=== Data under study ===

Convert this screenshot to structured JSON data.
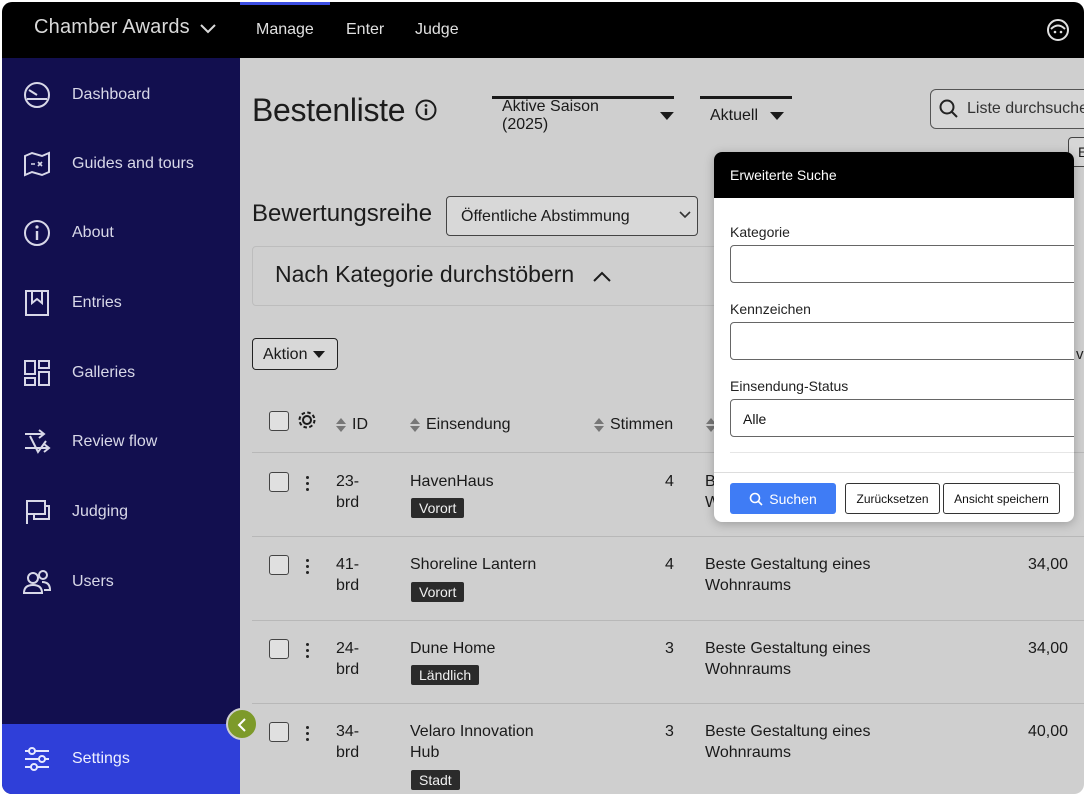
{
  "header": {
    "app_title": "Chamber Awards",
    "tabs": [
      {
        "label": "Manage"
      },
      {
        "label": "Enter"
      },
      {
        "label": "Judge"
      }
    ]
  },
  "sidebar": {
    "items": [
      {
        "label": "Dashboard",
        "icon": "dashboard-gauge-icon"
      },
      {
        "label": "Guides and tours",
        "icon": "map-guide-icon"
      },
      {
        "label": "About",
        "icon": "info-icon"
      },
      {
        "label": "Entries",
        "icon": "bookmark-icon"
      },
      {
        "label": "Galleries",
        "icon": "grid-gallery-icon"
      },
      {
        "label": "Review flow",
        "icon": "review-flow-icon"
      },
      {
        "label": "Judging",
        "icon": "flag-icon"
      },
      {
        "label": "Users",
        "icon": "users-icon"
      }
    ],
    "settings_label": "Settings"
  },
  "page": {
    "title": "Bestenliste",
    "season_select": "Aktive Saison (2025)",
    "status_select": "Aktuell",
    "search_placeholder": "Liste durchsuchen",
    "edge_button": "E",
    "series_label": "Bewertungsreihe",
    "series_value": "Öffentliche Abstimmung",
    "category_toggle": "Nach Kategorie durchstöbern",
    "action_button": "Aktion",
    "partial_text": "vo"
  },
  "table": {
    "headers": {
      "id": "ID",
      "submission": "Einsendung",
      "votes": "Stimmen"
    },
    "rows": [
      {
        "id_line1": "23-",
        "id_line2": "brd",
        "name_line1": "HavenHaus",
        "name_line2": "",
        "tag": "Vorort",
        "votes": "4",
        "category_line1": "Be",
        "category_line2": "Wo",
        "score": ""
      },
      {
        "id_line1": "41-",
        "id_line2": "brd",
        "name_line1": "Shoreline Lantern",
        "name_line2": "",
        "tag": "Vorort",
        "votes": "4",
        "category_line1": "Beste Gestaltung eines",
        "category_line2": "Wohnraums",
        "score": "34,00"
      },
      {
        "id_line1": "24-",
        "id_line2": "brd",
        "name_line1": "Dune Home",
        "name_line2": "",
        "tag": "Ländlich",
        "votes": "3",
        "category_line1": "Beste Gestaltung eines",
        "category_line2": "Wohnraums",
        "score": "34,00"
      },
      {
        "id_line1": "34-",
        "id_line2": "brd",
        "name_line1": "Velaro Innovation",
        "name_line2": "Hub",
        "tag": "Stadt",
        "votes": "3",
        "category_line1": "Beste Gestaltung eines",
        "category_line2": "Wohnraums",
        "score": "40,00"
      }
    ]
  },
  "advanced_search": {
    "title": "Erweiterte Suche",
    "category_label": "Kategorie",
    "category_value": "",
    "tag_label": "Kennzeichen",
    "tag_value": "",
    "status_label": "Einsendung-Status",
    "status_value": "Alle",
    "search_button": "Suchen",
    "reset_button": "Zurücksetzen",
    "save_view_button": "Ansicht speichern"
  },
  "colors": {
    "sidebar_bg": "#120f4f",
    "accent": "#2f3fd9",
    "primary_button": "#3f7cf5",
    "collapse_button": "#7d9a2a"
  }
}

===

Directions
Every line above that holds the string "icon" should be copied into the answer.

Result
        "icon": "dashboard-gauge-icon"
        "icon": "map-guide-icon"
        "icon": "info-icon"
        "icon": "bookmark-icon"
        "icon": "grid-gallery-icon"
        "icon": "review-flow-icon"
        "icon": "flag-icon"
        "icon": "users-icon"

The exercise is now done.